* **WHAT YOU SHOULD DO**: Line by line, copy the records below exactly.

* **RECORD EXCERPTS**:

──────────────────────────────

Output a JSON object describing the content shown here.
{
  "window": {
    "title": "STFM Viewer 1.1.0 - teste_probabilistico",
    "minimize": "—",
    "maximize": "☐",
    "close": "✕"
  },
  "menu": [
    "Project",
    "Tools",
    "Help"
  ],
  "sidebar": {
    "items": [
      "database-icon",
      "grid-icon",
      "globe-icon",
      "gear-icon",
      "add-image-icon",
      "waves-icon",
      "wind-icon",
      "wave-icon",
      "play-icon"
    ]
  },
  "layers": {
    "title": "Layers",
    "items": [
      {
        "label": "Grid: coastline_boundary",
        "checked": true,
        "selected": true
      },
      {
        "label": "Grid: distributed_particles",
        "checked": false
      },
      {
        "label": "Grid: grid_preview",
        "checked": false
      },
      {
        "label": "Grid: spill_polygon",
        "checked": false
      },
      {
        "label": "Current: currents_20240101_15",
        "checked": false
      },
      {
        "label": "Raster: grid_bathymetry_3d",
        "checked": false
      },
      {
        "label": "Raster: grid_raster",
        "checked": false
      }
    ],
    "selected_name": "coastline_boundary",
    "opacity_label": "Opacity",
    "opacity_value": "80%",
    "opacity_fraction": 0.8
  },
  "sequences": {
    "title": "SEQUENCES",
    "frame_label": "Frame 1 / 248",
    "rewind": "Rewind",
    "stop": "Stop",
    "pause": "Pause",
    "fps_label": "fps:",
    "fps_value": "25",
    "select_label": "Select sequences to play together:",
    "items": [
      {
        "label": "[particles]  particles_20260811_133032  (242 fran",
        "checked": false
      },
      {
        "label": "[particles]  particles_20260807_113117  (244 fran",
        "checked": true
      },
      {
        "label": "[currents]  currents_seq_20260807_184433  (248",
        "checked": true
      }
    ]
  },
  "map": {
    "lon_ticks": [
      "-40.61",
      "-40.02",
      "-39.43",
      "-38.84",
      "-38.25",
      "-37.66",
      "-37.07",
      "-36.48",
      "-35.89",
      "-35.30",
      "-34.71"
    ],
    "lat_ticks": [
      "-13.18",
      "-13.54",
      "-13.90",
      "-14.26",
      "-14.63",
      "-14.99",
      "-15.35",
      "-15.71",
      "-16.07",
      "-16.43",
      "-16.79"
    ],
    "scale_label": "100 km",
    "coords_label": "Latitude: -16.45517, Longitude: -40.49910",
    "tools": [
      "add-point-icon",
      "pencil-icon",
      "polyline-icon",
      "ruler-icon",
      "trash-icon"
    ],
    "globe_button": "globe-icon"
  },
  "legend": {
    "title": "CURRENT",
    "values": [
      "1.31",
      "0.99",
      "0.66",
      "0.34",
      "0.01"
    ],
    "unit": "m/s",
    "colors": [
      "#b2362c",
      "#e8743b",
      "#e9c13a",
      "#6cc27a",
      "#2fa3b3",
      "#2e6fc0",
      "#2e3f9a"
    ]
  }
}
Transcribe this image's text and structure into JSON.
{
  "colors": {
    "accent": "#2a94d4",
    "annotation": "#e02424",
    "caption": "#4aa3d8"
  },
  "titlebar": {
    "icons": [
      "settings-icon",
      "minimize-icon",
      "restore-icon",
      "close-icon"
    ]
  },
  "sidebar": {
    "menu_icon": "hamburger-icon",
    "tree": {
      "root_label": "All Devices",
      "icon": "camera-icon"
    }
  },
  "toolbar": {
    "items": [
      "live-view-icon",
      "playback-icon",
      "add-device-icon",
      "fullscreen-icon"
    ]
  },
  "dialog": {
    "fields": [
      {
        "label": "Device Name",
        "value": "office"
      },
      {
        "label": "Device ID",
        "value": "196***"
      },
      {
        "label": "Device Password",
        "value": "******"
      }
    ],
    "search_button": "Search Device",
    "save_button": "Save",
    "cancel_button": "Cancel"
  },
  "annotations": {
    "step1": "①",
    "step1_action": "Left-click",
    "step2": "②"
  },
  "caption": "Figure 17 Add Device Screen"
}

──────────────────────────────

* **TASK SOLUTION**:
Output a JSON object describing the content shown here.
{
  "window": {
    "title": "STFM Viewer 1.1.0 - teste_probabilistico",
    "minimize": "—",
    "maximize": "☐",
    "close": "✕"
  },
  "menu": [
    "Project",
    "Tools",
    "Help"
  ],
  "sidebar": {
    "items": [
      "database-icon",
      "grid-icon",
      "globe-icon",
      "gear-icon",
      "add-image-icon",
      "waves-icon",
      "wind-icon",
      "wave-icon",
      "play-icon"
    ]
  },
  "layers": {
    "title": "Layers",
    "items": [
      {
        "label": "Grid: coastline_boundary",
        "checked": true,
        "selected": true
      },
      {
        "label": "Grid: distributed_particles",
        "checked": false
      },
      {
        "label": "Grid: grid_preview",
        "checked": false
      },
      {
        "label": "Grid: spill_polygon",
        "checked": false
      },
      {
        "label": "Current: currents_20240101_15",
        "checked": false
      },
      {
        "label": "Raster: grid_bathymetry_3d",
        "checked": false
      },
      {
        "label": "Raster: grid_raster",
        "checked": false
      }
    ],
    "selected_name": "coastline_boundary",
    "opacity_label": "Opacity",
    "opacity_value": "80%",
    "opacity_fraction": 0.8
  },
  "sequences": {
    "title": "SEQUENCES",
    "frame_label": "Frame 1 / 248",
    "rewind": "Rewind",
    "stop": "Stop",
    "pause": "Pause",
    "fps_label": "fps:",
    "fps_value": "25",
    "select_label": "Select sequences to play together:",
    "items": [
      {
        "label": "[particles]  particles_20260811_133032  (242 fran",
        "checked": false
      },
      {
        "label": "[particles]  particles_20260807_113117  (244 fran",
        "checked": true
      },
      {
        "label": "[currents]  currents_seq_20260807_184433  (248",
        "checked": true
      }
    ]
  },
  "map": {
    "lon_ticks": [
      "-40.61",
      "-40.02",
      "-39.43",
      "-38.84",
      "-38.25",
      "-37.66",
      "-37.07",
      "-36.48",
      "-35.89",
      "-35.30",
      "-34.71"
    ],
    "lat_ticks": [
      "-13.18",
      "-13.54",
      "-13.90",
      "-14.26",
      "-14.63",
      "-14.99",
      "-15.35",
      "-15.71",
      "-16.07",
      "-16.43",
      "-16.79"
    ],
    "scale_label": "100 km",
    "coords_label": "Latitude: -16.45517, Longitude: -40.49910",
    "tools": [
      "add-point-icon",
      "pencil-icon",
      "polyline-icon",
      "ruler-icon",
      "trash-icon"
    ],
    "globe_button": "globe-icon"
  },
  "legend": {
    "title": "CURRENT",
    "values": [
      "1.31",
      "0.99",
      "0.66",
      "0.34",
      "0.01"
    ],
    "unit": "m/s",
    "colors": [
      "#b2362c",
      "#e8743b",
      "#e9c13a",
      "#6cc27a",
      "#2fa3b3",
      "#2e6fc0",
      "#2e3f9a"
    ]
  }
}
Transcribe this image's text and structure into JSON.
{
  "colors": {
    "accent": "#2a94d4",
    "annotation": "#e02424",
    "caption": "#4aa3d8"
  },
  "titlebar": {
    "icons": [
      "settings-icon",
      "minimize-icon",
      "restore-icon",
      "close-icon"
    ]
  },
  "sidebar": {
    "menu_icon": "hamburger-icon",
    "tree": {
      "root_label": "All Devices",
      "icon": "camera-icon"
    }
  },
  "toolbar": {
    "items": [
      "live-view-icon",
      "playback-icon",
      "add-device-icon",
      "fullscreen-icon"
    ]
  },
  "dialog": {
    "fields": [
      {
        "label": "Device Name",
        "value": "office"
      },
      {
        "label": "Device ID",
        "value": "196***"
      },
      {
        "label": "Device Password",
        "value": "******"
      }
    ],
    "search_button": "Search Device",
    "save_button": "Save",
    "cancel_button": "Cancel"
  },
  "annotations": {
    "step1": "①",
    "step1_action": "Left-click",
    "step2": "②"
  },
  "caption": "Figure 17 Add Device Screen"
}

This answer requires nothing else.